She was searching for her jolly sailor bold, sailor bold,
She was searching for her jolly sailor bold.

So the first that she met was a jolly sailor bold.
“Have you seen my pretty ploughing boy?” she cried.
“He's just across the deep and he's sailing for the fleet.”
And he said, “My pretty maid, will you ride, will you ride?”
And he said, “My pretty maid, will you ride?”

So she sailed until she came to the ship her love was in
And unto the Captain did complain.
She said, “I'm come in search for my pretty ploughing boy,
Who was sent to the wars to be slain, to be slain,
Who was sent to the wars to be slain.”

So five hundred bright guineas she then did lay down,
And so freely she told them all o'er,
Until she got her pretty ploughboy all in her arms,
And she hugged him till she got him safe on shore, safe on shore.
And she hugged him till she got him safe on shore.

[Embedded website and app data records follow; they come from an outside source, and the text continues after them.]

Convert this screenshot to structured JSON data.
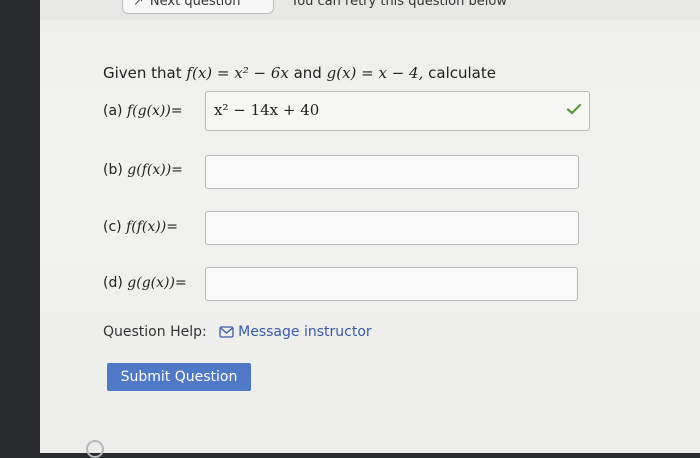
{
  "toolbar": {
    "next_label": "Next question",
    "retry_label": "You can retry this question below"
  },
  "question": {
    "given_text": "Given that",
    "f_def": "f(x) = x² − 6x",
    "and_text": "and",
    "g_def": "g(x) = x − 4,",
    "calc_text": "calculate"
  },
  "parts": [
    {
      "label": "(a)",
      "expr": "f(g(x))",
      "eq": "=",
      "value": "x² − 14x + 40",
      "status": "correct"
    },
    {
      "label": "(b)",
      "expr": "g(f(x))",
      "eq": "=",
      "value": ""
    },
    {
      "label": "(c)",
      "expr": "f(f(x))",
      "eq": "=",
      "value": ""
    },
    {
      "label": "(d)",
      "expr": "g(g(x))",
      "eq": "=",
      "value": ""
    }
  ],
  "help": {
    "label": "Question Help:",
    "link_text": "Message instructor",
    "icon": "mail-icon"
  },
  "submit_label": "Submit Question",
  "colors": {
    "accent": "#4f79c6",
    "link": "#3a5aa8",
    "check": "#5a9a3a"
  }
}
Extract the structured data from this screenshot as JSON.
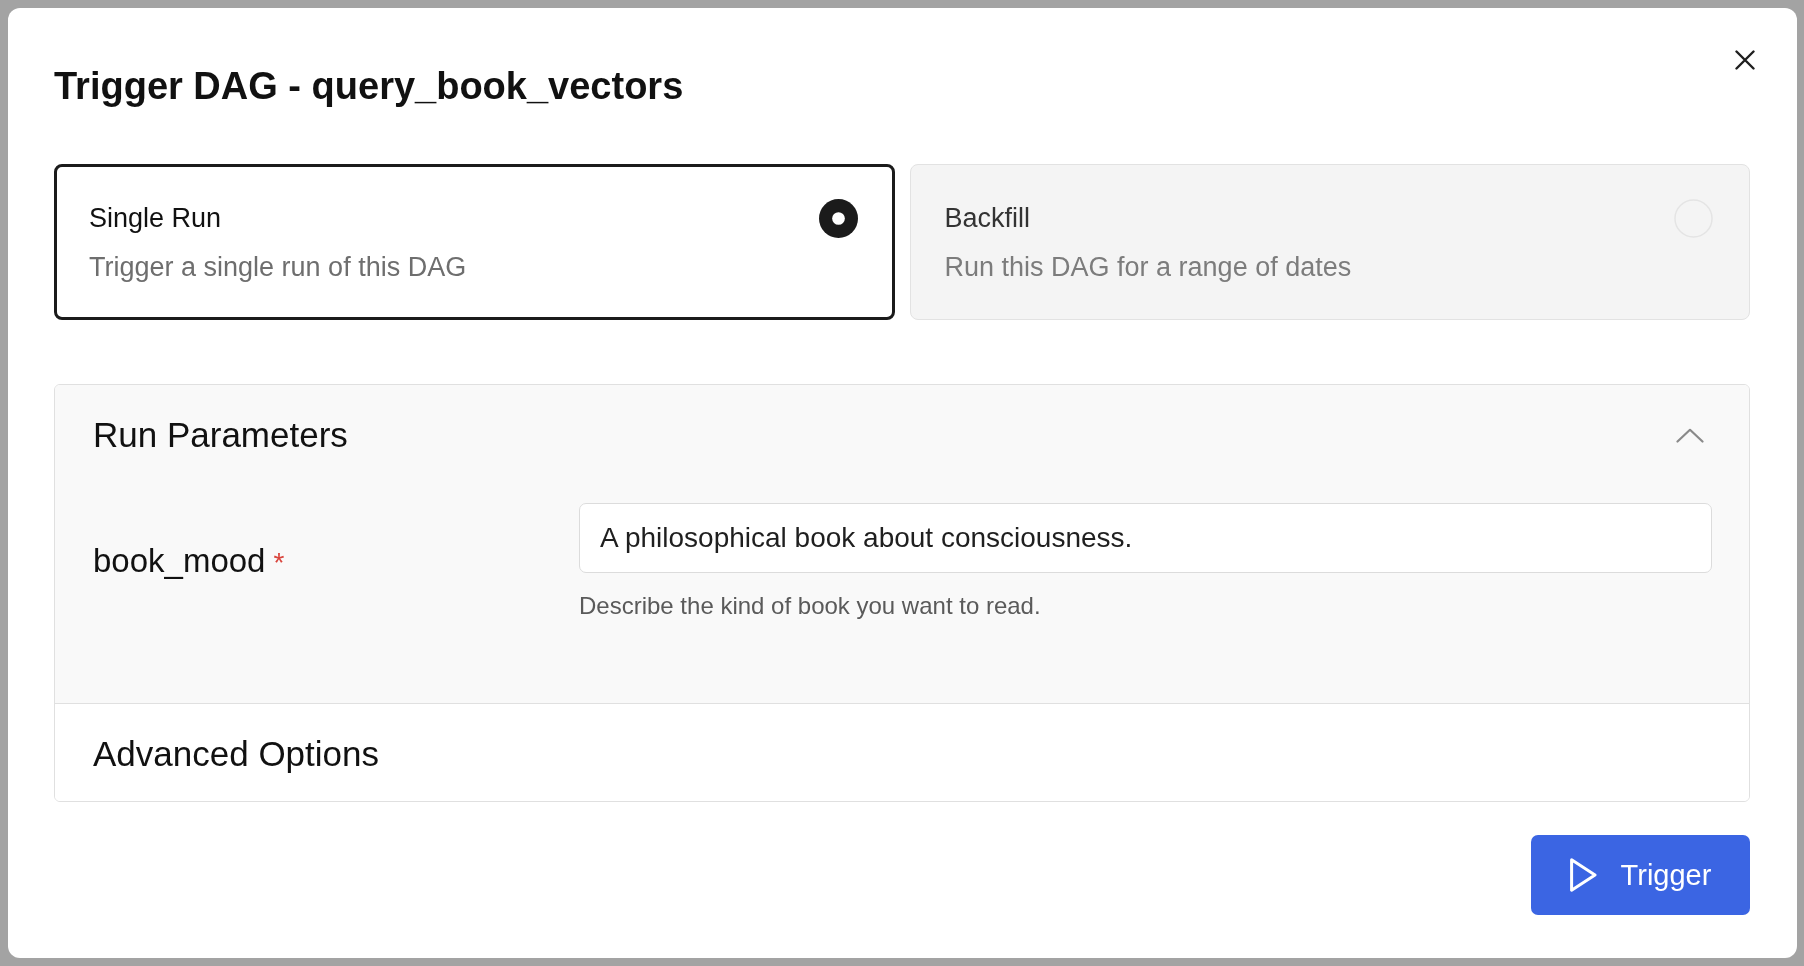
{
  "dialog": {
    "title": "Trigger DAG - query_book_vectors"
  },
  "run_modes": [
    {
      "title": "Single Run",
      "description": "Trigger a single run of this DAG",
      "selected": true
    },
    {
      "title": "Backfill",
      "description": "Run this DAG for a range of dates",
      "selected": false
    }
  ],
  "sections": [
    {
      "title": "Run Parameters",
      "expanded": true,
      "fields": [
        {
          "label": "book_mood",
          "required_marker": "*",
          "value": "A philosophical book about consciousness.",
          "help": "Describe the kind of book you want to read."
        }
      ]
    },
    {
      "title": "Advanced Options"
    }
  ],
  "buttons": [
    {
      "label": "Trigger",
      "kind": "primary"
    }
  ]
}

She set those bells to ring and so sweetly she did sing,
Just because she'd saved the lad that she adore, she adore,
Just because she'd saved the lad that she adore.

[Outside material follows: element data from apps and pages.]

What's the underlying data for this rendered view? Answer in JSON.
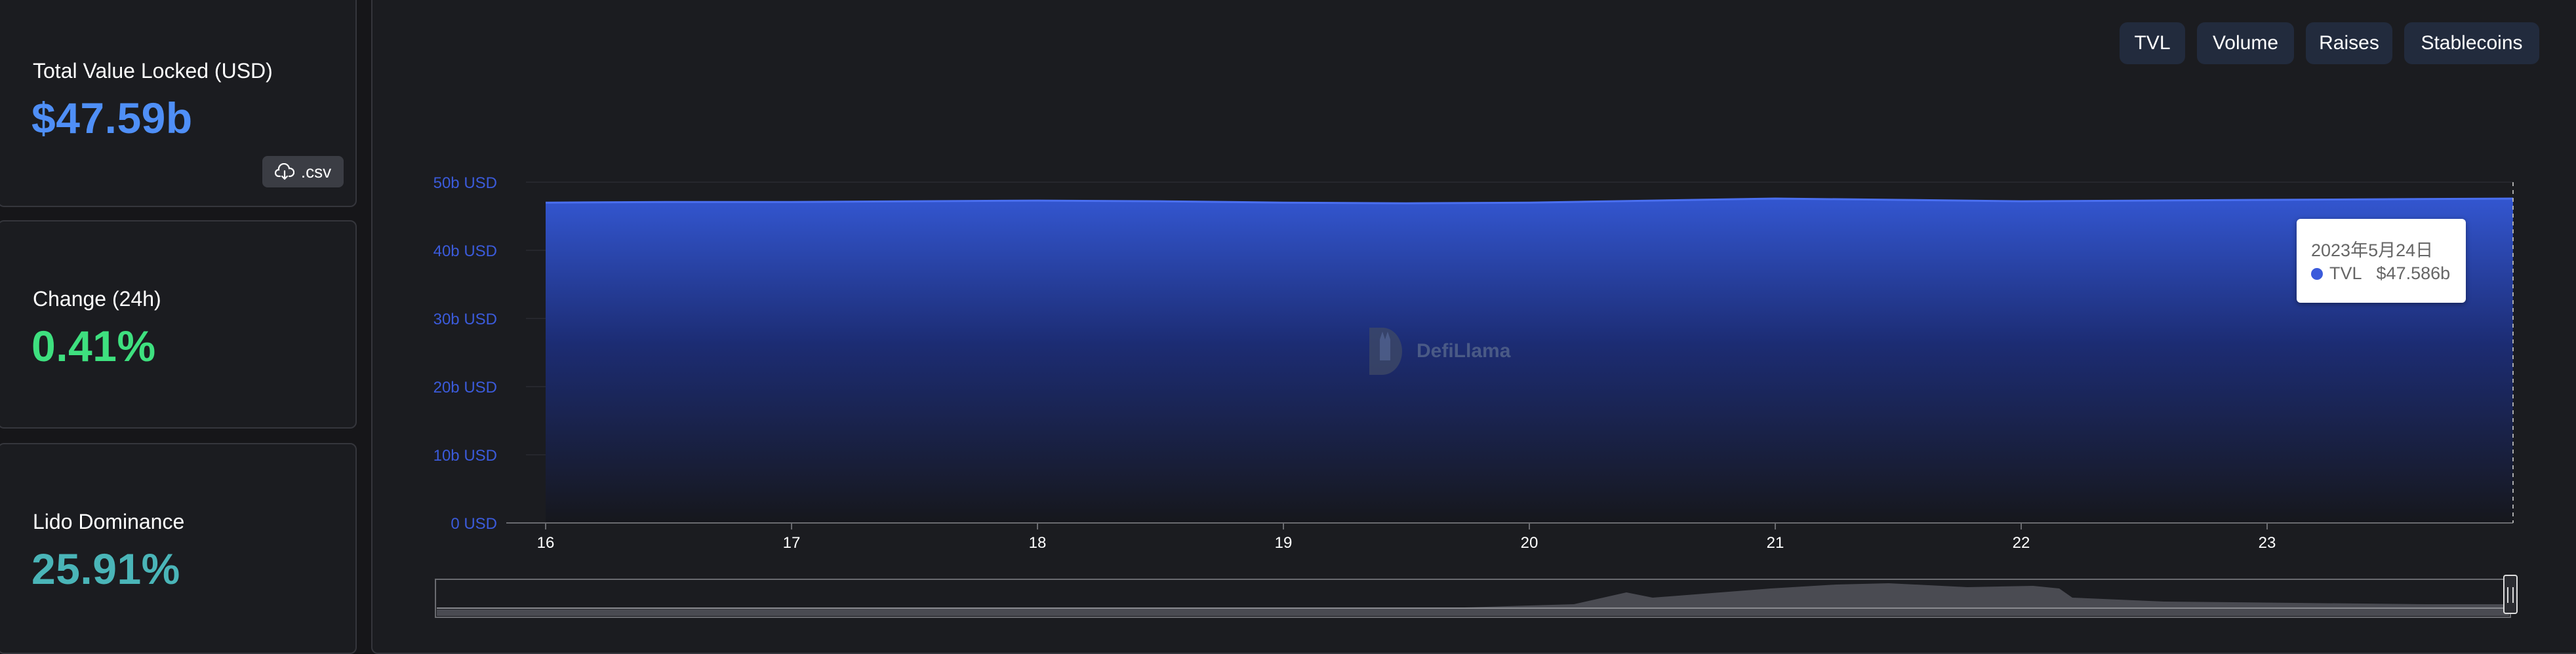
{
  "stats": {
    "tvl": {
      "label": "Total Value Locked (USD)",
      "value": "$47.59b",
      "csv_label": ".csv"
    },
    "change": {
      "label": "Change (24h)",
      "value": "0.41%"
    },
    "dominance": {
      "label": "Lido Dominance",
      "value": "25.91%"
    }
  },
  "tabs": [
    "TVL",
    "Volume",
    "Raises",
    "Stablecoins"
  ],
  "tooltip": {
    "date": "2023年5月24日",
    "series": "TVL",
    "value": "$47.586b"
  },
  "watermark": "DefiLlama",
  "colors": {
    "tvl": "#4f8ff7",
    "change": "#3ee07f",
    "dominance": "#4ab5b8",
    "series": "#3b5bdb"
  },
  "chart_data": {
    "type": "area",
    "x": [
      "16",
      "16.5",
      "17",
      "17.5",
      "18",
      "18.5",
      "19",
      "19.5",
      "20",
      "20.5",
      "21",
      "21.5",
      "22",
      "22.5",
      "23",
      "23.5",
      "24"
    ],
    "xticks": [
      "16",
      "17",
      "18",
      "19",
      "20",
      "21",
      "22",
      "23"
    ],
    "series": [
      {
        "name": "TVL",
        "values": [
          47.0,
          47.1,
          47.1,
          47.2,
          47.3,
          47.2,
          47.0,
          46.9,
          47.0,
          47.3,
          47.6,
          47.4,
          47.2,
          47.3,
          47.4,
          47.5,
          47.6
        ]
      }
    ],
    "yticks": [
      "0 USD",
      "10b USD",
      "20b USD",
      "30b USD",
      "40b USD",
      "50b USD"
    ],
    "ylim": [
      0,
      50
    ],
    "grid": true
  }
}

Royston Wood sings The Pretty Ploughboy

It's of a brisk young ploughboy, was ploughing on the plain,
And his horses stood down in yonder shade.
It was down in yonder grove, he went whistling to his plough
And by chance there he met a pretty maid, pretty maid,
And by chance there he met a pretty maid.

Then this young lad did sing as they walked along,
“Pretty maid, oh, you are of high degree.
If I should fall in love the mind your parents disapprove
And the next thing they would send me to the sea, to the sea,
And the next thing they would send me to the sea.”

And when her aged parents they came for to know
That her love he was ploughing on the plain,
They sent for the press gang and pressed her love away
And they pressed him to the wars to be slain, to be slain,
And they pressed him to the wars to be slain.

So she dressed herself up all in her best
And her pockets had been well lined with gold.
You should see her trudge the streets with a tear all in her eye;
She was searching for her jolly sailor bold, sailor bold,
She was searching for her jolly sailor bold.

So the first man that she met was a jolly sailor bold.
“Have you seen my pretty ploughing boy?” she cried,
“Oh, he's just across the sea and he's sailing for the fleet.”
He said, “My pretty maid, will you ride, you ride?”
He said, “My pretty maid, will you ride?”

So she sailed until she came to the ship her love was in
And unto the Captain did complain.
She said, “I've come in search for my pretty ploughing boy,
Who was pressed into the wars to be slain, to be slain,
Who was pressed into the wars to be slain.”

So four hundred bright guineas she then did lay down,
And so freely she told them all o'er
Until she got her pretty ploughboy all in her arms,
And she hugged him till she got him safe on shore, safe on shore.
And she hugged him till she got him safe on shore.

And she set the bells to ring and so merry she did sing,
Just because she's saved the lad that she adore, she adore,
Just because she's saved the lad that she adore.

Eliza Carthy sings Pretty Ploughboy

It's of a brisk young ploughboy, he was ploughing on the plain,
And his horses stood down in yonder shade.
It was down in yonder grove he went whistling to his plough,
And by chance there he met a pretty maid, pretty maid,
And by chance there he met a pretty maid.

And when her aged parents they both came for to know
That her love he was ploughing on the plain,
They sent for the press gang and sent her love away,
And they sent him to the wars to be slain, to be slain,
And they sent him to the wars to be slain.

So she sailed till she came to the very ship she thought her love lay in
And unto the Captain she did complain.
She says, “I'm come in search for my pretty ploughing boy,
Who was sent unto the wars to be slain, to be slain,
Who was sent unto the wars to be slain.”

So four hundred bright guineas with her hand she did lay down,
And so freely she told them out all o'er,
Until she got her pretty ploughboy all in her arms,
And she hugged him till she got him safe on shore, safe on shore.
And she hugged him till she got him safe on shore.

And she set those bells to ring and so sweetly she did sing,
Just because she saved the lad that she adored, she adored,
Just because she saved the lad that she adored.

Acknowledgements

Eliza Carthy's version was transcribed by Kira White. Thank you!